– TIME MAGAZINE
“. . .excel(s) at decoding real-world complexity.”
– CHICAGO SUN-TIMES
“There aren’t any weak links in the lineup, which makes it a varied and involving piece.”
– HUFFINGTON POST
Oscar nominated Morgan Spurlock became a household name after the runaway success of 2004’s Super Size Me, nominated for an Oscar for Best Documentary Feature at the 2005 Academy Awards. The film took $11.5m at the U.S. box office. Morgan’s most recent picture was The Greatest Movie Ever Sold, which was a Sundance premiere and was distributed by Sony Pictures Classic.
Oscar winner Alex Gibney scored a big hit with 2005’s Enron: The Smartest Guys In The Room, a film that charted the hubristic demise of one America’s biggest corporations. His next film, Taxi To The Dark Side, won the Academy Award for Best Documentary Feature in 2008. Since then, he has directed acclaimed documentaries on Eliot Spitzer (Client 9: The Rise and Fall of Eliot Spitzer) and Ken Kesey’s Merry Pranksters (Magic Trip).
Oscar nominated directing team Rachel Grady and Heidi Ewing co-directed 2006’s disturbing Jesus Camp, a film that followed a group of American children as they are systematically indoctrinated into evangelical Christianity at a summer camp. The film premiered at The Tribeca Film Festival in 2006, earning them an Oscar nomination in 2007.
Eugene Jarecki wrote, produced and directed the highly acclaimed 2005 documentary Why We Fight, a caustic and penetrating analysis of US military policy from Eisenhower to Bush. Jarecki won a Grand Jury Prize for best documentary at Sundance, and the film earned $2M at the U.S. box office. This year, Eugene directed Reagan, a rich and insightful look at the life of Ronald Reagan.
Chad Troutwine is an attorney, entrepreneur, and film producer. Each of his movies have premiered at the Sundance, Toronto, Venice, or Cannes film festivals and enjoyed a US theatrical release. After completing his MBA, Chad co-founded Veritas Prep, a recognized leader in standardized test preparation and graduate school admissions consulting. This year, Chad began developing a clean energy campus showcasing one of the world’s first commercial-scale cellulosic biofuel refineries.
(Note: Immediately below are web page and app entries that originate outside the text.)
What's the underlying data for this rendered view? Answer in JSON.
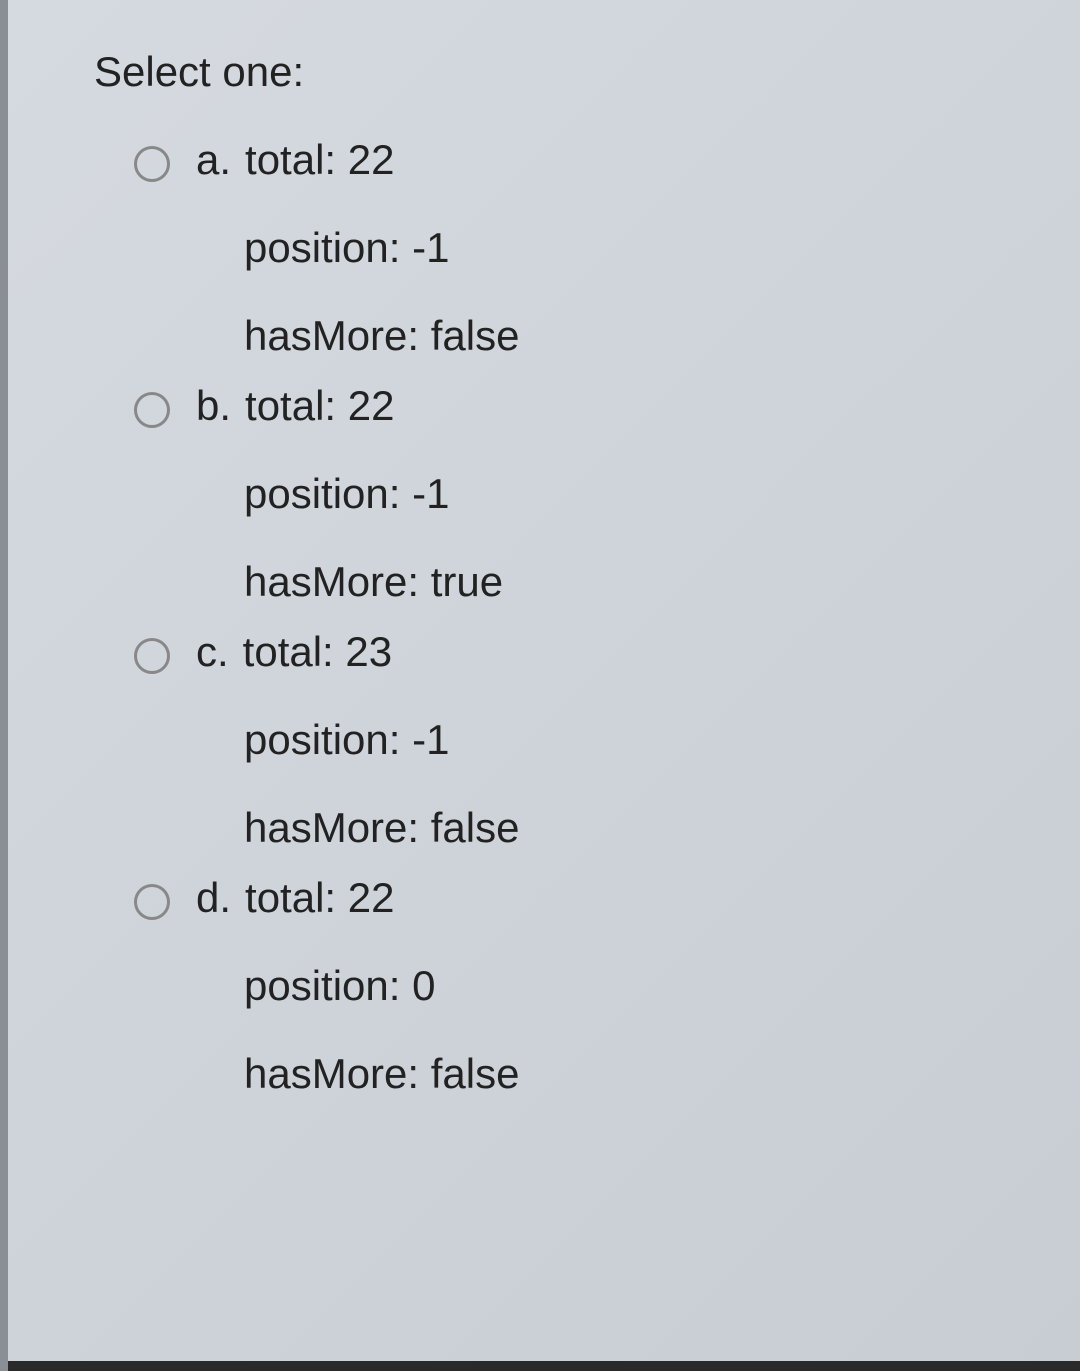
{
  "prompt": "Select one:",
  "options": [
    {
      "letter": "a.",
      "line1": "total: 22",
      "line2": "position: -1",
      "line3": "hasMore: false"
    },
    {
      "letter": "b.",
      "line1": "total: 22",
      "line2": "position: -1",
      "line3": "hasMore: true"
    },
    {
      "letter": "c.",
      "line1": "total: 23",
      "line2": "position: -1",
      "line3": "hasMore: false"
    },
    {
      "letter": "d.",
      "line1": "total: 22",
      "line2": "position: 0",
      "line3": "hasMore: false"
    }
  ]
}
Chad graduated with honors from law school and earned his MBA with distinction from Yale University. In recognition of his achievements, Forbes magazine recently named Chad their Young Entrepreneur of the Year.
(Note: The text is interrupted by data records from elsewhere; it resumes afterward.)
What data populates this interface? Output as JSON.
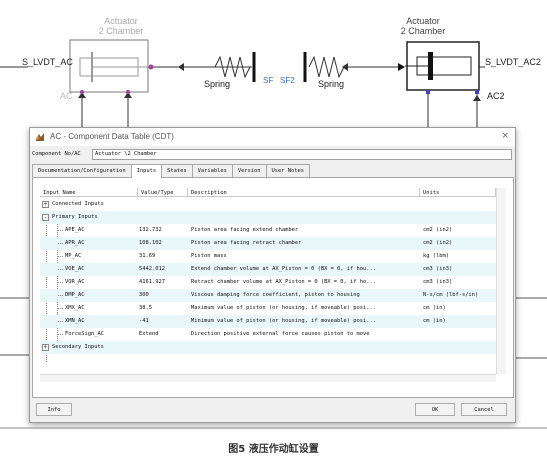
{
  "schematic": {
    "left_actuator_title": [
      "Actuator",
      "2 Chamber"
    ],
    "right_actuator_title": [
      "Actuator",
      "2 Chamber"
    ],
    "port_left": "S_LVDT_AC",
    "port_right": "S_LVDT_AC2",
    "label_ac": "AC",
    "label_ac2": "AC2",
    "spring_left": "Spring",
    "spring_right": "Spring",
    "sf_left": "SF",
    "sf_right": "SF2"
  },
  "dialog": {
    "title": "AC - Component Data Table (CDT)",
    "close_glyph": "×",
    "component_label": "Component No/AC",
    "component_value": "Actuator \\2 Chamber",
    "tabs": [
      {
        "label": "Documentation/Configuration",
        "active": false
      },
      {
        "label": "Inputs",
        "active": true
      },
      {
        "label": "States",
        "active": false
      },
      {
        "label": "Variables",
        "active": false
      },
      {
        "label": "Version",
        "active": false
      },
      {
        "label": "User Notes",
        "active": false
      }
    ],
    "columns": [
      "Input Name",
      "Value/Type",
      "Description",
      "Units"
    ],
    "groups": {
      "connected": {
        "expander": "+",
        "label": "Connected Inputs"
      },
      "primary": {
        "expander": "-",
        "label": "Primary Inputs"
      },
      "secondary": {
        "expander": "+",
        "label": "Secondary Inputs"
      }
    },
    "rows": [
      {
        "name": "APE_AC",
        "value": "132.732",
        "desc": "Piston area facing extend chamber",
        "units": "cm2 (in2)"
      },
      {
        "name": "APR_AC",
        "value": "108.102",
        "desc": "Piston area facing retract chamber",
        "units": "cm2 (in2)"
      },
      {
        "name": "MP_AC",
        "value": "31.69",
        "desc": "Piston mass",
        "units": "kg (lbm)"
      },
      {
        "name": "VOE_AC",
        "value": "5442.012",
        "desc": "Extend chamber volume at AX_Piston = 0 (BX = 0, if hou...",
        "units": "cm3 (in3)"
      },
      {
        "name": "VOR_AC",
        "value": "4161.927",
        "desc": "Retract chamber volume at AX_Piston = 0 (BX = 0, if ho...",
        "units": "cm3 (in3)"
      },
      {
        "name": "DMP_AC",
        "value": "300",
        "desc": "Viscous damping force coefficient, piston to housing",
        "units": "N-s/cm (lbf-s/in)"
      },
      {
        "name": "XMX_AC",
        "value": "38.5",
        "desc": "Maximum value of piston (or housing, if moveable) posi...",
        "units": "cm (in)"
      },
      {
        "name": "XMN_AC",
        "value": "-41",
        "desc": "Minimum value of piston (or housing, if moveable) posi...",
        "units": "cm (in)"
      },
      {
        "name": "ForceSign_AC",
        "value": "Extend",
        "desc": "Direction positive external force causes piston to move",
        "units": ""
      }
    ],
    "buttons": {
      "info": "Info",
      "ok": "OK",
      "cancel": "Cancel"
    }
  },
  "caption": "图5 液压作动缸设置"
}
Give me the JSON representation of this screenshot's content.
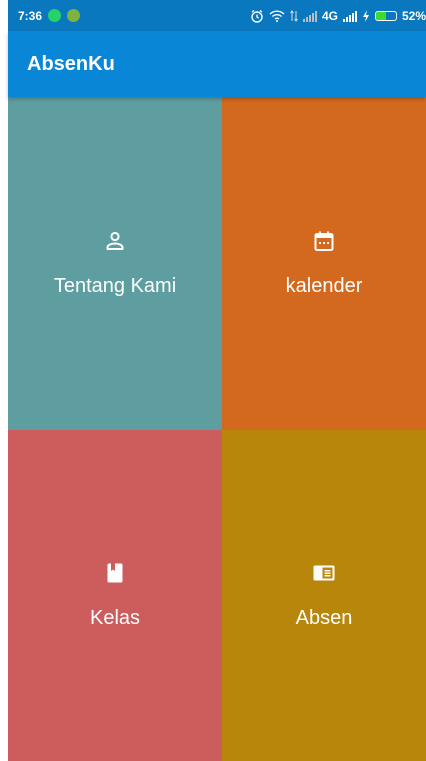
{
  "status_bar": {
    "time": "7:36",
    "network": "4G",
    "battery": "52%",
    "battery_level": 0.52,
    "icons": [
      "whatsapp-icon",
      "app-notification-icon",
      "alarm-icon",
      "wifi-icon",
      "signal-icon",
      "charging-icon",
      "battery-icon"
    ]
  },
  "app_bar": {
    "title": "AbsenKu",
    "color": "#0a86d6"
  },
  "menu": {
    "items": [
      {
        "label": "Tentang Kami",
        "icon": "person-icon",
        "color": "#5f9ea0"
      },
      {
        "label": "kalender",
        "icon": "calendar-icon",
        "color": "#d2691e"
      },
      {
        "label": "Kelas",
        "icon": "book-icon",
        "color": "#cd5c5c"
      },
      {
        "label": "Absen",
        "icon": "id-card-icon",
        "color": "#b8860b"
      }
    ]
  }
}
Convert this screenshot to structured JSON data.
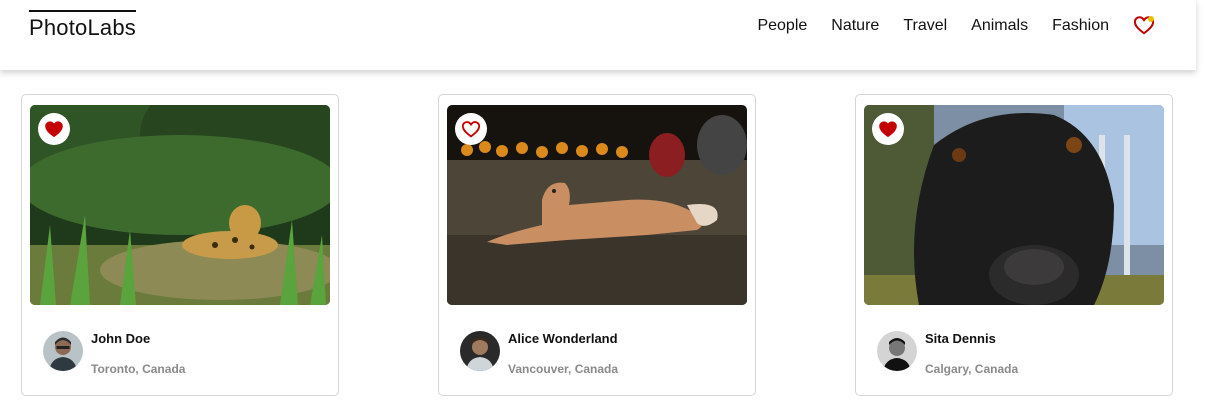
{
  "app": {
    "logo": "PhotoLabs"
  },
  "nav": {
    "items": [
      "People",
      "Nature",
      "Travel",
      "Animals",
      "Fashion"
    ],
    "favorites_icon": "heart-outline-icon",
    "favorites_notification": true
  },
  "colors": {
    "heart_red": "#c40000",
    "notification": "#e8c000"
  },
  "photos": [
    {
      "subject": "jaguar",
      "favorited": true,
      "favorite_icon": "heart-filled-icon",
      "author": {
        "name": "John Doe",
        "location": "Toronto, Canada"
      }
    },
    {
      "subject": "dog-lying",
      "favorited": false,
      "favorite_icon": "heart-outline-icon",
      "author": {
        "name": "Alice Wonderland",
        "location": "Vancouver, Canada"
      }
    },
    {
      "subject": "black-dog",
      "favorited": true,
      "favorite_icon": "heart-filled-icon",
      "author": {
        "name": "Sita Dennis",
        "location": "Calgary, Canada"
      }
    }
  ]
}
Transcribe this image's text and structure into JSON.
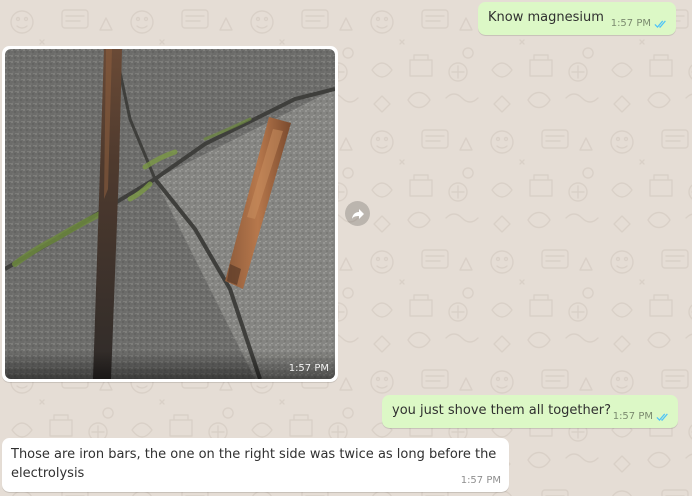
{
  "colors": {
    "wallpaper": "#e5ddd5",
    "outgoing_bubble": "#dcf8c6",
    "incoming_bubble": "#ffffff",
    "read_ticks": "#4fc3f7"
  },
  "messages": [
    {
      "direction": "outgoing",
      "text": "Know magnesium",
      "time": "1:57 PM",
      "status_icon": "double-check-read-icon"
    },
    {
      "direction": "incoming",
      "type": "image",
      "image_description": "photo of two rusted iron bars lying on a cracked concrete pavement",
      "time": "1:57 PM",
      "action_icon": "forward-icon"
    },
    {
      "direction": "outgoing",
      "text": "you just shove them all together?",
      "time": "1:57 PM",
      "status_icon": "double-check-read-icon"
    },
    {
      "direction": "incoming",
      "text_line1": "Those are iron bars, the one on the right side was twice as long before the",
      "text_line2": "electrolysis",
      "time": "1:57 PM"
    }
  ]
}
Seth Gordon is a multi-talented filmmaker. He directed the critically acclaimed documentary The King of Kong: A Fistful of Quarters. The film was noted on a host of critics’ and publications’ Best of the Year lists. Seth’s most recent release was the breakout Summer hit Horrible Bosses. In between, he has directed episodes of TV’s Modern Family, The Office, and Community. Seth is a graduate of Yale University and winner of an Oxford University writing fellowship.
A graduate of New York University’s Tisch School of the Arts, Rafi Chaudry has worked alongside such filmmakers as Alfonso Cuaron, Gus Van Sant and the Coen Bros. He worked alongside famed producer Claudie Ossard (Amelie, Delicatessen) on the French omnibus film Paris Je t’aime. Chaudry’s first feature as a Executive Producer, the film was selected to open the selection Un Certain Regard at the 2006 Cannes Film Festival, later going on to screen at Toronto, San Sebastian, and numerous other festivals internationally.
Dan O’Meara began his film career as the Director of Development for the entertainment law film Rudolph & Beer. He’s since produced independent film, and was head of film sales at Epstein, Levinsohn, Bodine, Hurwitz, & Weinstein, LLP, whose clients include Roberto Benigni, John Sayles and Michael Stipe. He was the sales representative on over twenty films, including the Oscar nominated Transamerica, and Planet B-Boy. His recent producing credits include Noah Buschel’s Neal Cassady, and Joshua, which premiered in competition at Sundance 2007 and sold to Fox Searchlight.
Chris Romano graduated with honors from Tisch School of the Arts at New York University. In 2002, he became an in-house commercial producer for Lawrence Bender’s company A Band Apart. In 2004 he formed El Camino Films – a production company based in Uruguay. His other producing credits include Anthony’s Ng’s 212, which premiered at the Sundance Film Festival in 2005, and Perry Henzell’s No Place Like Home (Toronto Film Festival 2006), which was released by Palm Pictures.